● **What to work on**
Please reproduce the data in its entirety, word for word.

App and web page records:

-=-=-=-=-

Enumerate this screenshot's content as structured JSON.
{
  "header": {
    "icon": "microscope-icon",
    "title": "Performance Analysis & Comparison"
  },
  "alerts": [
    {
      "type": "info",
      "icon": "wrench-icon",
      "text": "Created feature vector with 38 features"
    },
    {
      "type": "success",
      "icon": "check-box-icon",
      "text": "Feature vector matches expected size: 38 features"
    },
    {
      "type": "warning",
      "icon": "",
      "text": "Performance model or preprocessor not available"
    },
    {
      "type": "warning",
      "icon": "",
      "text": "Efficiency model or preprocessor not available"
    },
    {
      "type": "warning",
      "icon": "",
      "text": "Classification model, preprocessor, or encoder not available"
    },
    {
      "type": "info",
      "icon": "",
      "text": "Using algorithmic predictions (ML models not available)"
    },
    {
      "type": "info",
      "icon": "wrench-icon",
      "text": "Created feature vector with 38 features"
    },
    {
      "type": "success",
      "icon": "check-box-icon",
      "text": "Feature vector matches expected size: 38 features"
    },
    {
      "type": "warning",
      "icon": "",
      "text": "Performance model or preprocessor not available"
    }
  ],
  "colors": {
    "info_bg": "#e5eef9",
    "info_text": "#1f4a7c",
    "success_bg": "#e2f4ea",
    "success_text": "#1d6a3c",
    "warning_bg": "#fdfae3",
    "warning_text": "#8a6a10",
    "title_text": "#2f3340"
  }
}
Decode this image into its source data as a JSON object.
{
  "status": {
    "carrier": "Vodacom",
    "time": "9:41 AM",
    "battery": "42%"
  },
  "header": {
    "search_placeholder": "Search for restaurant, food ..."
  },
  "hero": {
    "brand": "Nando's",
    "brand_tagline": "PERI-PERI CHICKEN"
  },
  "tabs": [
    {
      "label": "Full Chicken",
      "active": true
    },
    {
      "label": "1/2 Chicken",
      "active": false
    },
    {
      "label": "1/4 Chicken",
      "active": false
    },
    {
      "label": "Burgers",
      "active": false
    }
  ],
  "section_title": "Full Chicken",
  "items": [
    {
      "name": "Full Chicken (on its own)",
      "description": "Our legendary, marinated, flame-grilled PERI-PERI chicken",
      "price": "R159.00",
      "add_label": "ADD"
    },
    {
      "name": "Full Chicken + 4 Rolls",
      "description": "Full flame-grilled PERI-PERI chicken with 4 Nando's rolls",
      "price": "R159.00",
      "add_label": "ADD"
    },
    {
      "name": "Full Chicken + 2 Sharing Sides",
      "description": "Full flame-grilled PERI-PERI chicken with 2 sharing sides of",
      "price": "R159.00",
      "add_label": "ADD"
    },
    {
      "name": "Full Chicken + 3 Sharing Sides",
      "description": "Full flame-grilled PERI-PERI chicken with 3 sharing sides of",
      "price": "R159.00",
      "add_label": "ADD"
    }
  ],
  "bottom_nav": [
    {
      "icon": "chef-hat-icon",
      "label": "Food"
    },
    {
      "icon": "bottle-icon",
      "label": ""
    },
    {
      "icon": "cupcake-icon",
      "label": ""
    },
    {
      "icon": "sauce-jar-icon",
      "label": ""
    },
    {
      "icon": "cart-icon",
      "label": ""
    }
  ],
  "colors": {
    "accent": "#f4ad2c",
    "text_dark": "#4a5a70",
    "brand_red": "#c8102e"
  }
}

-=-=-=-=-

● **Answer to this exercise**
Enumerate this screenshot's content as structured JSON.
{
  "header": {
    "icon": "microscope-icon",
    "title": "Performance Analysis & Comparison"
  },
  "alerts": [
    {
      "type": "info",
      "icon": "wrench-icon",
      "text": "Created feature vector with 38 features"
    },
    {
      "type": "success",
      "icon": "check-box-icon",
      "text": "Feature vector matches expected size: 38 features"
    },
    {
      "type": "warning",
      "icon": "",
      "text": "Performance model or preprocessor not available"
    },
    {
      "type": "warning",
      "icon": "",
      "text": "Efficiency model or preprocessor not available"
    },
    {
      "type": "warning",
      "icon": "",
      "text": "Classification model, preprocessor, or encoder not available"
    },
    {
      "type": "info",
      "icon": "",
      "text": "Using algorithmic predictions (ML models not available)"
    },
    {
      "type": "info",
      "icon": "wrench-icon",
      "text": "Created feature vector with 38 features"
    },
    {
      "type": "success",
      "icon": "check-box-icon",
      "text": "Feature vector matches expected size: 38 features"
    },
    {
      "type": "warning",
      "icon": "",
      "text": "Performance model or preprocessor not available"
    }
  ],
  "colors": {
    "info_bg": "#e5eef9",
    "info_text": "#1f4a7c",
    "success_bg": "#e2f4ea",
    "success_text": "#1d6a3c",
    "warning_bg": "#fdfae3",
    "warning_text": "#8a6a10",
    "title_text": "#2f3340"
  }
}
Decode this image into its source data as a JSON object.
{
  "status": {
    "carrier": "Vodacom",
    "time": "9:41 AM",
    "battery": "42%"
  },
  "header": {
    "search_placeholder": "Search for restaurant, food ..."
  },
  "hero": {
    "brand": "Nando's",
    "brand_tagline": "PERI-PERI CHICKEN"
  },
  "tabs": [
    {
      "label": "Full Chicken",
      "active": true
    },
    {
      "label": "1/2 Chicken",
      "active": false
    },
    {
      "label": "1/4 Chicken",
      "active": false
    },
    {
      "label": "Burgers",
      "active": false
    }
  ],
  "section_title": "Full Chicken",
  "items": [
    {
      "name": "Full Chicken (on its own)",
      "description": "Our legendary, marinated, flame-grilled PERI-PERI chicken",
      "price": "R159.00",
      "add_label": "ADD"
    },
    {
      "name": "Full Chicken + 4 Rolls",
      "description": "Full flame-grilled PERI-PERI chicken with 4 Nando's rolls",
      "price": "R159.00",
      "add_label": "ADD"
    },
    {
      "name": "Full Chicken + 2 Sharing Sides",
      "description": "Full flame-grilled PERI-PERI chicken with 2 sharing sides of",
      "price": "R159.00",
      "add_label": "ADD"
    },
    {
      "name": "Full Chicken + 3 Sharing Sides",
      "description": "Full flame-grilled PERI-PERI chicken with 3 sharing sides of",
      "price": "R159.00",
      "add_label": "ADD"
    }
  ],
  "bottom_nav": [
    {
      "icon": "chef-hat-icon",
      "label": "Food"
    },
    {
      "icon": "bottle-icon",
      "label": ""
    },
    {
      "icon": "cupcake-icon",
      "label": ""
    },
    {
      "icon": "sauce-jar-icon",
      "label": ""
    },
    {
      "icon": "cart-icon",
      "label": ""
    }
  ],
  "colors": {
    "accent": "#f4ad2c",
    "text_dark": "#4a5a70",
    "brand_red": "#c8102e"
  }
}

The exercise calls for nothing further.